Exercise details: For this exercise, output the line containing "Convert this screenshot" and every line after it through the end of the records, exactly, and no other line.

=-=-=-=-=

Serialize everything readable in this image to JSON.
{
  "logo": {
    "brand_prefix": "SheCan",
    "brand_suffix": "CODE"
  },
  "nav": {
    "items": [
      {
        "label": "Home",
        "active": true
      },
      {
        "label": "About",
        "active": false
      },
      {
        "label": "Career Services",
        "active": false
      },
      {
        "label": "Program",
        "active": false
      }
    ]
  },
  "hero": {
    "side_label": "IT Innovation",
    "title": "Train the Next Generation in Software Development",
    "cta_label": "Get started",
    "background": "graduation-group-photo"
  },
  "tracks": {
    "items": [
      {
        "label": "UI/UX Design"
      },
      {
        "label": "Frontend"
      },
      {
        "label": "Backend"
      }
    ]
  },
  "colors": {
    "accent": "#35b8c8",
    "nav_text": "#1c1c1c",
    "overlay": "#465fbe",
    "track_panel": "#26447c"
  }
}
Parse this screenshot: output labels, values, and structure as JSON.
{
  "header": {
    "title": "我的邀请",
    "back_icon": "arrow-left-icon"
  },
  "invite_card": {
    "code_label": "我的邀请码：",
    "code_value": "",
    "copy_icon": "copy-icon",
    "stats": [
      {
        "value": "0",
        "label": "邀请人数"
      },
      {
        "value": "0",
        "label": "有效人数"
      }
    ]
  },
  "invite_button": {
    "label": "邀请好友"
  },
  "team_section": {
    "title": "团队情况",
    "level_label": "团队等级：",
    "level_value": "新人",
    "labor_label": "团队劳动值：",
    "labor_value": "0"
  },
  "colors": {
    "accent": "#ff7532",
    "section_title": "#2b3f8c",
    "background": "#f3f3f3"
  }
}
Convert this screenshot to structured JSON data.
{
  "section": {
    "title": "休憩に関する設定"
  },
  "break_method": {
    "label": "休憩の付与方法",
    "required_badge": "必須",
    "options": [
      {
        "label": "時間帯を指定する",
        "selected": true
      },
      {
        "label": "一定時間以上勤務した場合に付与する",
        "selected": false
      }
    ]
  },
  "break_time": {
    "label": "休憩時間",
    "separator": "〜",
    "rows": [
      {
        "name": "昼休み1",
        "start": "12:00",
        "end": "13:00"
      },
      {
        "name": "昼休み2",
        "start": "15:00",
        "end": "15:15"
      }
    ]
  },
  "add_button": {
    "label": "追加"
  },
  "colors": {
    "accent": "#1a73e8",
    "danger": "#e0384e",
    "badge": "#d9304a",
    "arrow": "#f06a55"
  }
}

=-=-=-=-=

Exercise output:
Convert this screenshot to structured JSON data.
{
  "section": {
    "title": "休憩に関する設定"
  },
  "break_method": {
    "label": "休憩の付与方法",
    "required_badge": "必須",
    "options": [
      {
        "label": "時間帯を指定する",
        "selected": true
      },
      {
        "label": "一定時間以上勤務した場合に付与する",
        "selected": false
      }
    ]
  },
  "break_time": {
    "label": "休憩時間",
    "separator": "〜",
    "rows": [
      {
        "name": "昼休み1",
        "start": "12:00",
        "end": "13:00"
      },
      {
        "name": "昼休み2",
        "start": "15:00",
        "end": "15:15"
      }
    ]
  },
  "add_button": {
    "label": "追加"
  },
  "colors": {
    "accent": "#1a73e8",
    "danger": "#e0384e",
    "badge": "#d9304a",
    "arrow": "#f06a55"
  }
}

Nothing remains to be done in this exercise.